Last week, I ran out of ink for my printer and ordered some more online. My computer automatically pulled up the previous order, and I was shocked to see that the price of the ink cartridges I was buying had gone up 25%. To my mind, ink always seems overpriced. Manufacturers sell printers cheaply because they know that they can make lots of money on the ink. For the same reason, John D. Rockefeller’s Standard Oil is said to have sold millions of cheap kerosene lamps in order to make big profits selling kerosene. But since ink cartridges were already priced way above cost and official statistics show little general inflation, why had ink gone up 25% in less than a year?
Price hikes for a particular item here or there don’t qualify as inflation. If one thing gets more expensive but something else gets cheaper, that’s what economists call a relative price change. Inflation is a simultaneous increase in prices across the board. Some measures of inflation, such as the GDP Deflator, track price changes that affect businesses as well as those that affect consumers. But the Consumer Price Index is supposed to focus on inflation at the consumer level. And the CPI has recorded minimal increases over the past four years. Since the recession ended, the 12-month change in consumer prices has averaged 2% and has never been as high as 4%.
There are lots of other ways to gauge inflation, however, that give very different signals. Gold was $930 an ounce when the recession ended, and today it’s $1,583. So if you believe in the gold standard, prices have increased 70% in four years – or an annualized rate of 14.2%. Of course, many economists dismiss the gold price as an archaic indicator. So it may be more meaningful to look at price increases over a broad range of commodities. The Reuters CRB Commodity Index, which tracks the prices of coffee, cocoa, copper, and cotton, as well as energy, is up 38% over four years, or 8.6% at a compound annual rate.

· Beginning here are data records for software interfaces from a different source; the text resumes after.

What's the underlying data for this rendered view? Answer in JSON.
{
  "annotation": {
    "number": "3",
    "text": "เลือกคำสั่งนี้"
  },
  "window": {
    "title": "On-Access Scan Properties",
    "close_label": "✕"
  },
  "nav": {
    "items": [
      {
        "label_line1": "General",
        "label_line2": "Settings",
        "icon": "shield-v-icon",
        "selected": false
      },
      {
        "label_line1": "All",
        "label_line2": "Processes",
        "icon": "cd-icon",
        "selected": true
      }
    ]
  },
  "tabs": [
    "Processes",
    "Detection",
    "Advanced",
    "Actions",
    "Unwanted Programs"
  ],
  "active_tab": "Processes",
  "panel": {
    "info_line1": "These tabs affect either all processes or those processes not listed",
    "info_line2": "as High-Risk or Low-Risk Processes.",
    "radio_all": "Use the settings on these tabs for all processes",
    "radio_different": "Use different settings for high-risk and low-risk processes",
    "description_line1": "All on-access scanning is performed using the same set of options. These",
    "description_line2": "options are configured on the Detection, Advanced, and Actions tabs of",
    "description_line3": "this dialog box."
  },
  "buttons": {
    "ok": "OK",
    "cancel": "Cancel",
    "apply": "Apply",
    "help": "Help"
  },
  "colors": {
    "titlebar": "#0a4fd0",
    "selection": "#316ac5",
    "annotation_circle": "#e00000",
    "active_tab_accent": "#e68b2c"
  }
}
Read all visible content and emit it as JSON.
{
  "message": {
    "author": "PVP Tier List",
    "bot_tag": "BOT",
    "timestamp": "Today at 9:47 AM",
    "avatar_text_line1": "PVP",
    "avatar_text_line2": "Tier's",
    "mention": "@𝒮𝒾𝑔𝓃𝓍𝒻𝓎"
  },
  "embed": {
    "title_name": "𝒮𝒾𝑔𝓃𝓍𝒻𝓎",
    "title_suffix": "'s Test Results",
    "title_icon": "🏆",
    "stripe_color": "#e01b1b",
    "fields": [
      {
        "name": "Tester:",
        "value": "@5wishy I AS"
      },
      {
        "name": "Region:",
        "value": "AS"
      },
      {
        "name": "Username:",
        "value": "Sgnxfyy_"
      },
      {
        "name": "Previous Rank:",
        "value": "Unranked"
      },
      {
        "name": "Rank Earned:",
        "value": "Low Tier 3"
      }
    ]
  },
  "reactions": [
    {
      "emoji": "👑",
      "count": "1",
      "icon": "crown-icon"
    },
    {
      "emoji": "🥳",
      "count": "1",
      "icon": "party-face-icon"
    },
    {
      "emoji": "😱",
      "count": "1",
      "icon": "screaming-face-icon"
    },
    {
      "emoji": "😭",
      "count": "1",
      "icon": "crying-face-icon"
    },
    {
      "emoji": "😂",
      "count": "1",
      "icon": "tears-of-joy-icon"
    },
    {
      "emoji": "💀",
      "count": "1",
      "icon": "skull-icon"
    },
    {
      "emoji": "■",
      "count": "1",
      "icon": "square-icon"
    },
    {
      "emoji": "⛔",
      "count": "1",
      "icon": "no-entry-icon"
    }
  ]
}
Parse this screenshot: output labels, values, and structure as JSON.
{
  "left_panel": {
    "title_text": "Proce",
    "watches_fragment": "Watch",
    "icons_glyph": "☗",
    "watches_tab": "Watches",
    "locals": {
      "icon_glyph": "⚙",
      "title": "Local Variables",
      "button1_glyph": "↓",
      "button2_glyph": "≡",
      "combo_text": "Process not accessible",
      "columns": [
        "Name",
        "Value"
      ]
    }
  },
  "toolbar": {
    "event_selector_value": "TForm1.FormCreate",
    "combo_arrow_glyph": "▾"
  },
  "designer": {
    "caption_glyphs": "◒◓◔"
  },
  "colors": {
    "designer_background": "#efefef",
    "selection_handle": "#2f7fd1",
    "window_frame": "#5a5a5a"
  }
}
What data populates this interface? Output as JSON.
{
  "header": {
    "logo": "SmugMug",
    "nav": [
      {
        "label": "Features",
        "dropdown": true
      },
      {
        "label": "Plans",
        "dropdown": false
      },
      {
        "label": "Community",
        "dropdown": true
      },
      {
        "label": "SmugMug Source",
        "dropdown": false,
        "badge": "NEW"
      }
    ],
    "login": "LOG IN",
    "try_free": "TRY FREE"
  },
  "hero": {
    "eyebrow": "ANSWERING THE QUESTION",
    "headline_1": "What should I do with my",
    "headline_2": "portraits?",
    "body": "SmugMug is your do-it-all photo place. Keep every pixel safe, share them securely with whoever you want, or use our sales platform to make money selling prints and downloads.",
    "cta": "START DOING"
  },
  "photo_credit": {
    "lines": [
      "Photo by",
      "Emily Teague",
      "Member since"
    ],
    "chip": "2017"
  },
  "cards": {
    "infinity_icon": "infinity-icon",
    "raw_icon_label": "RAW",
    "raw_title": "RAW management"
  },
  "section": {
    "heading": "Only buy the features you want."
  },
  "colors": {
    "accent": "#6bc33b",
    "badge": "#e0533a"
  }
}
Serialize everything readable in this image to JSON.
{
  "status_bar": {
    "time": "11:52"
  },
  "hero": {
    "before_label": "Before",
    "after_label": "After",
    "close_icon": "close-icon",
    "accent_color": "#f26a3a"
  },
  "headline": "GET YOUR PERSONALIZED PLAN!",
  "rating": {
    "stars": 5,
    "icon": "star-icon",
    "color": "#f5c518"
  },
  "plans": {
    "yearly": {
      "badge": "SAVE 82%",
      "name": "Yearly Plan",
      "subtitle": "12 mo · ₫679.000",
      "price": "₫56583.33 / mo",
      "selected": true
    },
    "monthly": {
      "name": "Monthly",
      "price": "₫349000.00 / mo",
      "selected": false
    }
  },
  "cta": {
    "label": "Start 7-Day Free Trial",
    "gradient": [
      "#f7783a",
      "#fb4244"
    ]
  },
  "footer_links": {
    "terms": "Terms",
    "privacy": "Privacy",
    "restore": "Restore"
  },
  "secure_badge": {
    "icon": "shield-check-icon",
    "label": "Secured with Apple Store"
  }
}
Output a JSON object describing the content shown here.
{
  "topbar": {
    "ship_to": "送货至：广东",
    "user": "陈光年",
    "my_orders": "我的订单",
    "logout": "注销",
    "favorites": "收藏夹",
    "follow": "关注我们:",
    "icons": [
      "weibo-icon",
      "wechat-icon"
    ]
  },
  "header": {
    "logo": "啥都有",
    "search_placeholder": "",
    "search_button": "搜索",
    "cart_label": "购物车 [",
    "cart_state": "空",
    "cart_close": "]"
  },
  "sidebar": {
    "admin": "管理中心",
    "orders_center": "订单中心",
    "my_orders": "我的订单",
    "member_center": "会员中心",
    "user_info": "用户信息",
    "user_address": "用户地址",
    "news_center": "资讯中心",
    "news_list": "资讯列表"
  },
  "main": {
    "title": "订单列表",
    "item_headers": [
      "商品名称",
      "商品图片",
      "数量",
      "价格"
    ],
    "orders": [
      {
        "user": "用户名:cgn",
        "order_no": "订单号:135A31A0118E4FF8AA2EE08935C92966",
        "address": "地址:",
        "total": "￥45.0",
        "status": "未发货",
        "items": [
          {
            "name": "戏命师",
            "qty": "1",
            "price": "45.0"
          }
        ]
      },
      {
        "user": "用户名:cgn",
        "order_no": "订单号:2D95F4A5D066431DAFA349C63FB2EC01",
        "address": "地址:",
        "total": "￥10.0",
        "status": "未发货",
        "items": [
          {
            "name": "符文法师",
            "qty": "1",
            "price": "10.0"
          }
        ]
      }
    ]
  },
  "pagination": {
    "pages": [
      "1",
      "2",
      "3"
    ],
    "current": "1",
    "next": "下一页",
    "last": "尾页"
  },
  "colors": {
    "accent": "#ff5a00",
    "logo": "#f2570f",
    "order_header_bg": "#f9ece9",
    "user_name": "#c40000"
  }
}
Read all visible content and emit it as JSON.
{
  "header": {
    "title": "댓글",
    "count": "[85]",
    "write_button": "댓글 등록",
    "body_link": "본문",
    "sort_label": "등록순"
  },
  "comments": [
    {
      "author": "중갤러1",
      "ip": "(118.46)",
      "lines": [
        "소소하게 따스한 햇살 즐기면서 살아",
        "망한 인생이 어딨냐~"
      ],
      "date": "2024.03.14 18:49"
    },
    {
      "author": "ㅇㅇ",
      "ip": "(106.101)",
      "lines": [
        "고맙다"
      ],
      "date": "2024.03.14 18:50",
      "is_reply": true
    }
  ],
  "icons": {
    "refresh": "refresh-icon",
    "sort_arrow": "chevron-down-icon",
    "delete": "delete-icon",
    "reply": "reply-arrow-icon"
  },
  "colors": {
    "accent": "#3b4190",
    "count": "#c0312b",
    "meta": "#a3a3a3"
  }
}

It may well be that these increases in the cost of raw materials aren’t translating into broader inflation because the economy is so weak. For sustained inflation to get going, workers have to be able to demand higher pay to make up for increases in their cost of living. And today, whatever inflation is caused by the rising cost of raw materials is being offset by below-normal increases in wages. Indeed, that’s one of the factors causing the decline in real after-tax household income that I wrote about last week.
That may result in price stability for the overall economy, but it isn’t great news for middle-class American families. It’s true that some important costs have remained moderate. Food prices may fluctuate from season to season, but overall they have risen at only a 2% compound rate since 2009. And in the current real estate market, housing costs haven’t gone up much either. Nonetheless, many of the everyday costs that Americans face have risen a lot.
The price of gasoline has gone up from $2.60 a gallon when the recession ended to $3.68 today. That’s a 41% increase in four years, or an annualized rate of 9%. Taxes have gone up almost as much. Federal, State and Local income taxes and social charges (Social Security payroll taxes, for instance) have risen 35% over four years, an annualized rate of 7.8%.
Perhaps the most telling indicator – albeit a slightly facetious one – is the Big Mac index, popularized by the Economist magazine. McDonalds hamburgers are available in many countries and their prices reflect the cost of food, fuel, commercial real estate, and basic labor. The price of a Big Mac, therefore, can be used to compare the economies of different countries – or serve as a bellwether of inflation in a single country. Since the recession ended, the cost of a Big Mac in the U.S. has risen from an average of $3.57 to $4.37, or 5.2% a year.
So why haven’t these more rapid increases shown up in the Consumer Price Index? One reason is that the index itself has been modified in a variety of ways over the past 35 years. Fluctuations in home prices have been smoothed out, for example. And the index has been adjusted periodically to reflect changes in what people buy, particularly if they shift from more expensive items to cheaper ones. Such revisions to the CPI have tended to reduce the official inflation rate, on balance. Various estimates of what the annual rate would have been over the past four years if earlier methods of calculation had been continued come up with numbers in the 5%-to-10% range.
Several conclusions can be drawn from all this. First, there is no absolute and objective gauge of inflation. Any particular measure is simply one way of making the calculation, based on a host of assumptions. Second, a number of the costs that middle-class households face are going up considerably faster than the CPI. Printer-ink cartridges may be a particularly obnoxious example, but they’re not the only case where prices are rising more than official statistics indicate. At the moment, these trends aren’t highly visible because the economy is so sluggish. But as the recovery continues, there’s every reason to think that they will become more widespread.